Quite afraid, I approached her desk, knowing deep-down why I was there. With a mysteriously stern yet kind and reassuring face, Mrs. Norton asked: “I was going through everyone’s assignments and I found this. What is going on?” I was mum.
“Is everything okay at home?” “Yes,” I replied.
“Is this your best work?” “No.”
“If you needed help, why didn’t you ask?
Silence. “Are you afraid to ask questions?” A little more silence and then “Yes.”
“How come?” “I feel stupid when I ask questions.”
After this, my recall blurs, but at this point, she reassured me that it was always okay to ask questions, that it was part of learning, and not to worry what others—whether she or my peers—think about me. She let me know that she would always be there to support me when I raised my hand or asked questions of her personally. She told me that I was far more capable than what I was currently demonstrating.

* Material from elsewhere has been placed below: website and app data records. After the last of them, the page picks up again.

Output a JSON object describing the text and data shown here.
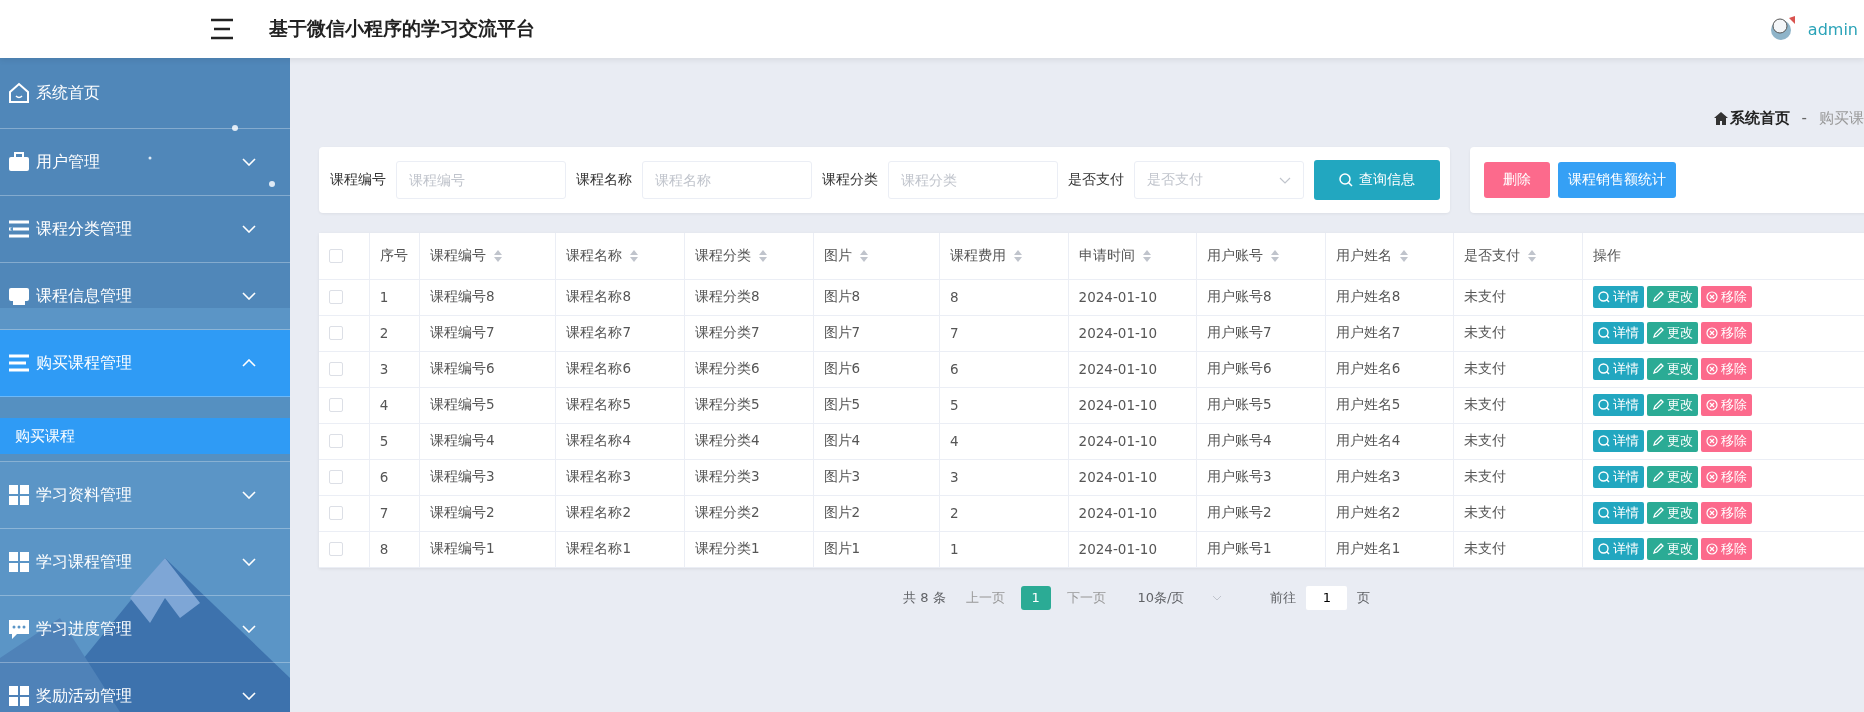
{
  "header": {
    "title": "基于微信小程序的学习交流平台",
    "user": "admin"
  },
  "sidebar": {
    "items": [
      {
        "label": "系统首页",
        "kind": "link",
        "selected": false
      },
      {
        "label": "用户管理",
        "kind": "group",
        "selected": false,
        "expanded": false
      },
      {
        "label": "课程分类管理",
        "kind": "group",
        "selected": false,
        "expanded": false
      },
      {
        "label": "课程信息管理",
        "kind": "group",
        "selected": false,
        "expanded": false
      },
      {
        "label": "购买课程管理",
        "kind": "group",
        "selected": true,
        "expanded": true,
        "children": [
          {
            "label": "购买课程",
            "selected": true
          }
        ]
      },
      {
        "label": "学习资料管理",
        "kind": "group",
        "selected": false,
        "expanded": false
      },
      {
        "label": "学习课程管理",
        "kind": "group",
        "selected": false,
        "expanded": false
      },
      {
        "label": "学习进度管理",
        "kind": "group",
        "selected": false,
        "expanded": false
      },
      {
        "label": "奖励活动管理",
        "kind": "group",
        "selected": false,
        "expanded": false
      }
    ]
  },
  "breadcrumb": {
    "items": [
      "系统首页",
      "购买课"
    ],
    "separator": "-"
  },
  "search": {
    "fields": [
      {
        "label": "课程编号",
        "placeholder": "课程编号",
        "kind": "input"
      },
      {
        "label": "课程名称",
        "placeholder": "课程名称",
        "kind": "input"
      },
      {
        "label": "课程分类",
        "placeholder": "课程分类",
        "kind": "input"
      },
      {
        "label": "是否支付",
        "placeholder": "是否支付",
        "kind": "select"
      }
    ],
    "button": "查询信息"
  },
  "actions": [
    {
      "label": "删除",
      "kind": "danger"
    },
    {
      "label": "课程销售额统计",
      "kind": "primary"
    }
  ],
  "table": {
    "select_all_checked": false,
    "columns": [
      {
        "label": "序号",
        "sortable": false
      },
      {
        "label": "课程编号",
        "sortable": true
      },
      {
        "label": "课程名称",
        "sortable": true
      },
      {
        "label": "课程分类",
        "sortable": true
      },
      {
        "label": "图片",
        "sortable": true
      },
      {
        "label": "课程费用",
        "sortable": true
      },
      {
        "label": "申请时间",
        "sortable": true
      },
      {
        "label": "用户账号",
        "sortable": true
      },
      {
        "label": "用户姓名",
        "sortable": true
      },
      {
        "label": "是否支付",
        "sortable": true
      },
      {
        "label": "操作",
        "sortable": false
      }
    ],
    "rows": [
      {
        "checked": false,
        "cells": [
          "1",
          "课程编号8",
          "课程名称8",
          "课程分类8",
          "图片8",
          "8",
          "2024-01-10",
          "用户账号8",
          "用户姓名8",
          "未支付"
        ],
        "actions": [
          "详情",
          "更改",
          "移除"
        ]
      },
      {
        "checked": false,
        "cells": [
          "2",
          "课程编号7",
          "课程名称7",
          "课程分类7",
          "图片7",
          "7",
          "2024-01-10",
          "用户账号7",
          "用户姓名7",
          "未支付"
        ],
        "actions": [
          "详情",
          "更改",
          "移除"
        ]
      },
      {
        "checked": false,
        "cells": [
          "3",
          "课程编号6",
          "课程名称6",
          "课程分类6",
          "图片6",
          "6",
          "2024-01-10",
          "用户账号6",
          "用户姓名6",
          "未支付"
        ],
        "actions": [
          "详情",
          "更改",
          "移除"
        ]
      },
      {
        "checked": false,
        "cells": [
          "4",
          "课程编号5",
          "课程名称5",
          "课程分类5",
          "图片5",
          "5",
          "2024-01-10",
          "用户账号5",
          "用户姓名5",
          "未支付"
        ],
        "actions": [
          "详情",
          "更改",
          "移除"
        ]
      },
      {
        "checked": false,
        "cells": [
          "5",
          "课程编号4",
          "课程名称4",
          "课程分类4",
          "图片4",
          "4",
          "2024-01-10",
          "用户账号4",
          "用户姓名4",
          "未支付"
        ],
        "actions": [
          "详情",
          "更改",
          "移除"
        ]
      },
      {
        "checked": false,
        "cells": [
          "6",
          "课程编号3",
          "课程名称3",
          "课程分类3",
          "图片3",
          "3",
          "2024-01-10",
          "用户账号3",
          "用户姓名3",
          "未支付"
        ],
        "actions": [
          "详情",
          "更改",
          "移除"
        ]
      },
      {
        "checked": false,
        "cells": [
          "7",
          "课程编号2",
          "课程名称2",
          "课程分类2",
          "图片2",
          "2",
          "2024-01-10",
          "用户账号2",
          "用户姓名2",
          "未支付"
        ],
        "actions": [
          "详情",
          "更改",
          "移除"
        ]
      },
      {
        "checked": false,
        "cells": [
          "8",
          "课程编号1",
          "课程名称1",
          "课程分类1",
          "图片1",
          "1",
          "2024-01-10",
          "用户账号1",
          "用户姓名1",
          "未支付"
        ],
        "actions": [
          "详情",
          "更改",
          "移除"
        ]
      }
    ]
  },
  "pagination": {
    "total": "共 8 条",
    "prev": "上一页",
    "pages": [
      {
        "label": "1",
        "selected": true
      }
    ],
    "next": "下一页",
    "page_size": "10条/页",
    "goto_label": "前往",
    "goto_value": "1",
    "goto_suffix": "页"
  }
}
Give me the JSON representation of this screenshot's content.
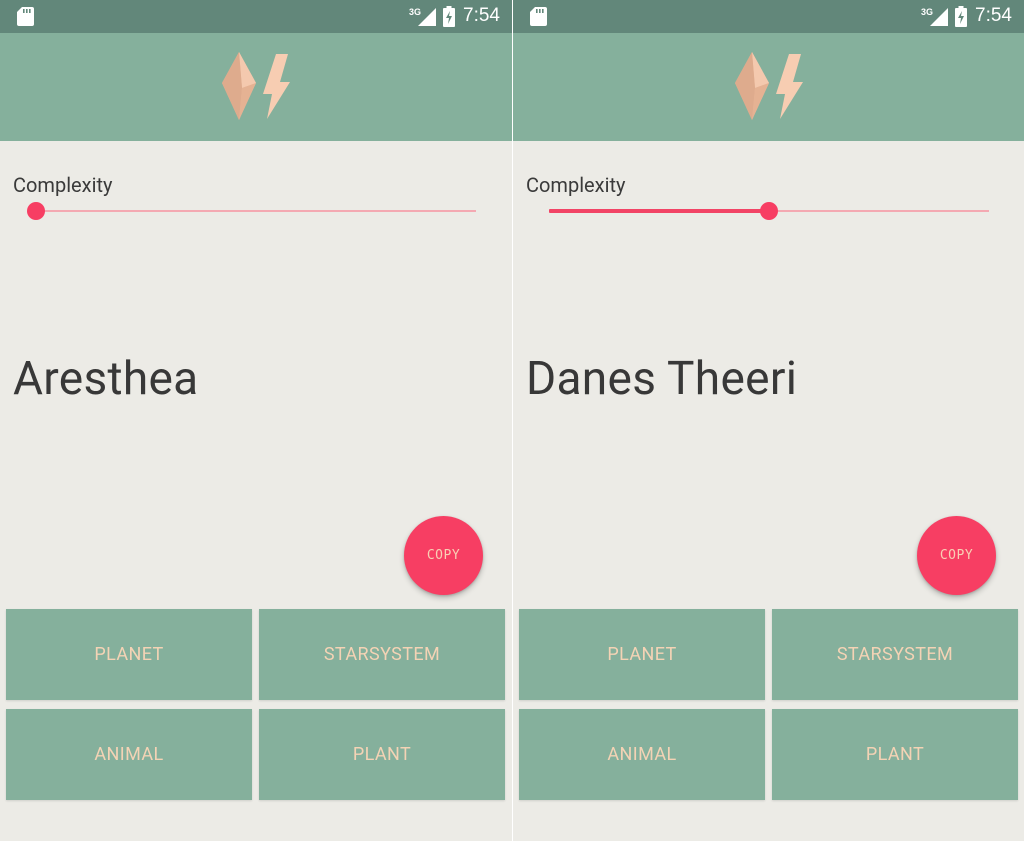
{
  "colors": {
    "status_bar": "#62877a",
    "app_bar": "#85b09c",
    "background": "#ecebe6",
    "accent": "#f73e63",
    "button_text": "#f4d3b5",
    "slider_track": "#f4a9b2"
  },
  "screens": [
    {
      "status_bar": {
        "time": "7:54",
        "network": "3G",
        "icons": [
          "sd-card-icon",
          "signal-3g-icon",
          "battery-charging-icon"
        ]
      },
      "app_bar": {
        "logo": "crystal-lightning-logo"
      },
      "complexity": {
        "label": "Complexity",
        "level": 0.0
      },
      "generated_name": "Aresthea",
      "copy_button": {
        "label": "COPY"
      },
      "buttons": {
        "planet": "PLANET",
        "starsystem": "STARSYSTEM",
        "animal": "ANIMAL",
        "plant": "PLANT"
      }
    },
    {
      "status_bar": {
        "time": "7:54",
        "network": "3G",
        "icons": [
          "sd-card-icon",
          "signal-3g-icon",
          "battery-charging-icon"
        ]
      },
      "app_bar": {
        "logo": "crystal-lightning-logo"
      },
      "complexity": {
        "label": "Complexity",
        "level": 0.5
      },
      "generated_name": "Danes Theeri",
      "copy_button": {
        "label": "COPY"
      },
      "buttons": {
        "planet": "PLANET",
        "starsystem": "STARSYSTEM",
        "animal": "ANIMAL",
        "plant": "PLANT"
      }
    }
  ]
}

In a word, she re-instilled within me a trust for the learning process and confidence in myself as a learner. As hackneyed as it sounds, from then on, I believed in myself, that I could learn, and when I had a question, she would be there to support me. Looking back, I gratefully recall how Mrs. Norton lived up to her special promise of support for the rest of the year, and I was forever changed as a learner.
I will never know if Mrs. Norton was a student of humanist psychologist Carl Rogers, but my experience is a validation of some of his work and understanding of the human person and what motivates them. All teachers—whether in a homeschool or brick and mortar school—set the tone for their classroom and thus design the environmental conditions for learning.
Writing in 1957, Rogers laid out three hallmarks or qualities that he believed every counselor or teacher should possess, traits that will foster and create an environment for personal growth. These three qualities, in brief, are genuineness and sincerity, unconditional positive regard (perhaps best considered as “unconditional love”), and empathy.
In my case, as a first grader, I found these qualities in Mrs. Norton. She spoke to me just as clearly with her tone and demeanor as with her choice of words. Because she did so, I felt that I could trust her as a teacher. This trust was engendered because of her empathy, non-judgmental attitude, and genuineness or integrity.
The result is that she rekindled my interest in actually learning, rather than having me just surviving the daily classroom and bleakness outside. She guided me toward a better understanding of myself and my capability.
As Seton homeschooling parents, we can do the same. A consideration of our attitudes towards our children as students merits personal reflection. How could we be doing our job better? Where do we need help? These questions and more are ones we should not hesitate to ask as we take stock of our own homeschool.
Even if we are on target with the “what” we are teaching, oftentimes a wrench gets thrown into the works when it comes to the “how.” A consideration of Rogers’ three virtues for teachers and counselors, I believe, is a fine place to begin pondering how we can be more effective as parents and teachers.